# Exercise goal
Word for word, restate the records that come next, omitting the images.

# Records

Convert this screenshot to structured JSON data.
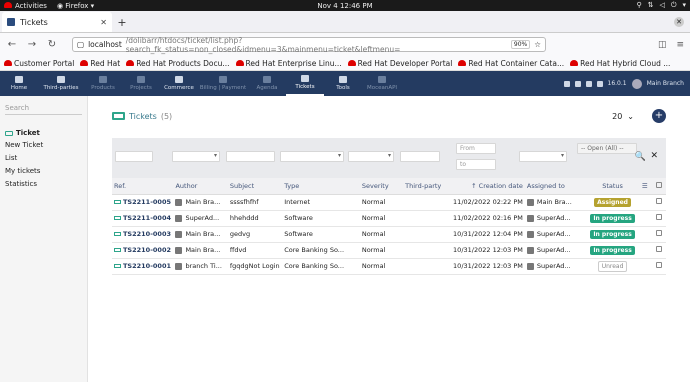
{
  "gnome": {
    "activities": "Activities",
    "app": "Firefox",
    "datetime": "Nov 4  12:46 PM"
  },
  "browser": {
    "tab_title": "Tickets",
    "url_host": "localhost",
    "url_path": "/dolibarr/htdocs/ticket/list.php?search_fk_status=non_closed&idmenu=3&mainmenu=ticket&leftmenu=",
    "zoom": "90%"
  },
  "bookmarks": [
    "Customer Portal",
    "Red Hat",
    "Red Hat Products Docu...",
    "Red Hat Enterprise Linu...",
    "Red Hat Developer Portal",
    "Red Hat Container Cata...",
    "Red Hat Hybrid Cloud ..."
  ],
  "topmenu": [
    {
      "label": "Home",
      "state": "normal"
    },
    {
      "label": "Third-parties",
      "state": "normal"
    },
    {
      "label": "Products",
      "state": "dim"
    },
    {
      "label": "Projects",
      "state": "dim"
    },
    {
      "label": "Commerce",
      "state": "normal"
    },
    {
      "label": "Billing | Payment",
      "state": "dim"
    },
    {
      "label": "Agenda",
      "state": "dim"
    },
    {
      "label": "Tickets",
      "state": "active"
    },
    {
      "label": "Tools",
      "state": "normal"
    },
    {
      "label": "MoceanAPI",
      "state": "dim"
    }
  ],
  "topright": {
    "version": "16.0.1",
    "user": "Main Branch"
  },
  "left": {
    "search_placeholder": "Search",
    "title": "Ticket",
    "links": [
      "New Ticket",
      "List",
      "My tickets",
      "Statistics"
    ]
  },
  "main": {
    "title": "Tickets",
    "count": "(5)",
    "per_page": "20",
    "filter": {
      "from": "From",
      "to": "to",
      "status": "-- Open (All) --"
    },
    "columns": [
      "Ref.",
      "Author",
      "Subject",
      "Type",
      "Severity",
      "Third-party",
      "Creation date",
      "Assigned to",
      "Status"
    ],
    "rows": [
      {
        "ref": "TS2211-0005",
        "author": "Main Bra...",
        "subject": "ssssfhfhf",
        "type": "Internet",
        "severity": "Normal",
        "thirdparty": "",
        "date": "11/02/2022 02:22 PM",
        "assigned": "Main Bra...",
        "status": "Assigned",
        "status_class": "b-assigned"
      },
      {
        "ref": "TS2211-0004",
        "author": "SuperAd...",
        "subject": "hhehddd",
        "type": "Software",
        "severity": "Normal",
        "thirdparty": "",
        "date": "11/02/2022 02:16 PM",
        "assigned": "SuperAd...",
        "status": "In progress",
        "status_class": "b-progress"
      },
      {
        "ref": "TS2210-0003",
        "author": "Main Bra...",
        "subject": "gedvg",
        "type": "Software",
        "severity": "Normal",
        "thirdparty": "",
        "date": "10/31/2022 12:04 PM",
        "assigned": "SuperAd...",
        "status": "In progress",
        "status_class": "b-progress"
      },
      {
        "ref": "TS2210-0002",
        "author": "Main Bra...",
        "subject": "ffdvd",
        "type": "Core Banking So...",
        "severity": "Normal",
        "thirdparty": "",
        "date": "10/31/2022 12:03 PM",
        "assigned": "SuperAd...",
        "status": "In progress",
        "status_class": "b-progress"
      },
      {
        "ref": "TS2210-0001",
        "author": "branch Ti...",
        "subject": "fgqdgNot Login",
        "type": "Core Banking So...",
        "severity": "Normal",
        "thirdparty": "",
        "date": "10/31/2022 12:03 PM",
        "assigned": "SuperAd...",
        "status": "Unread",
        "status_class": "b-unread"
      }
    ]
  }
}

# Answer to the exercise
Convert this screenshot to structured JSON data.
{
  "gnome": {
    "activities": "Activities",
    "app": "Firefox",
    "datetime": "Nov 4  12:46 PM"
  },
  "browser": {
    "tab_title": "Tickets",
    "url_host": "localhost",
    "url_path": "/dolibarr/htdocs/ticket/list.php?search_fk_status=non_closed&idmenu=3&mainmenu=ticket&leftmenu=",
    "zoom": "90%"
  },
  "bookmarks": [
    "Customer Portal",
    "Red Hat",
    "Red Hat Products Docu...",
    "Red Hat Enterprise Linu...",
    "Red Hat Developer Portal",
    "Red Hat Container Cata...",
    "Red Hat Hybrid Cloud ..."
  ],
  "topmenu": [
    {
      "label": "Home",
      "state": "normal"
    },
    {
      "label": "Third-parties",
      "state": "normal"
    },
    {
      "label": "Products",
      "state": "dim"
    },
    {
      "label": "Projects",
      "state": "dim"
    },
    {
      "label": "Commerce",
      "state": "normal"
    },
    {
      "label": "Billing | Payment",
      "state": "dim"
    },
    {
      "label": "Agenda",
      "state": "dim"
    },
    {
      "label": "Tickets",
      "state": "active"
    },
    {
      "label": "Tools",
      "state": "normal"
    },
    {
      "label": "MoceanAPI",
      "state": "dim"
    }
  ],
  "topright": {
    "version": "16.0.1",
    "user": "Main Branch"
  },
  "left": {
    "search_placeholder": "Search",
    "title": "Ticket",
    "links": [
      "New Ticket",
      "List",
      "My tickets",
      "Statistics"
    ]
  },
  "main": {
    "title": "Tickets",
    "count": "(5)",
    "per_page": "20",
    "filter": {
      "from": "From",
      "to": "to",
      "status": "-- Open (All) --"
    },
    "columns": [
      "Ref.",
      "Author",
      "Subject",
      "Type",
      "Severity",
      "Third-party",
      "Creation date",
      "Assigned to",
      "Status"
    ],
    "rows": [
      {
        "ref": "TS2211-0005",
        "author": "Main Bra...",
        "subject": "ssssfhfhf",
        "type": "Internet",
        "severity": "Normal",
        "thirdparty": "",
        "date": "11/02/2022 02:22 PM",
        "assigned": "Main Bra...",
        "status": "Assigned",
        "status_class": "b-assigned"
      },
      {
        "ref": "TS2211-0004",
        "author": "SuperAd...",
        "subject": "hhehddd",
        "type": "Software",
        "severity": "Normal",
        "thirdparty": "",
        "date": "11/02/2022 02:16 PM",
        "assigned": "SuperAd...",
        "status": "In progress",
        "status_class": "b-progress"
      },
      {
        "ref": "TS2210-0003",
        "author": "Main Bra...",
        "subject": "gedvg",
        "type": "Software",
        "severity": "Normal",
        "thirdparty": "",
        "date": "10/31/2022 12:04 PM",
        "assigned": "SuperAd...",
        "status": "In progress",
        "status_class": "b-progress"
      },
      {
        "ref": "TS2210-0002",
        "author": "Main Bra...",
        "subject": "ffdvd",
        "type": "Core Banking So...",
        "severity": "Normal",
        "thirdparty": "",
        "date": "10/31/2022 12:03 PM",
        "assigned": "SuperAd...",
        "status": "In progress",
        "status_class": "b-progress"
      },
      {
        "ref": "TS2210-0001",
        "author": "branch Ti...",
        "subject": "fgqdgNot Login",
        "type": "Core Banking So...",
        "severity": "Normal",
        "thirdparty": "",
        "date": "10/31/2022 12:03 PM",
        "assigned": "SuperAd...",
        "status": "Unread",
        "status_class": "b-unread"
      }
    ]
  }
}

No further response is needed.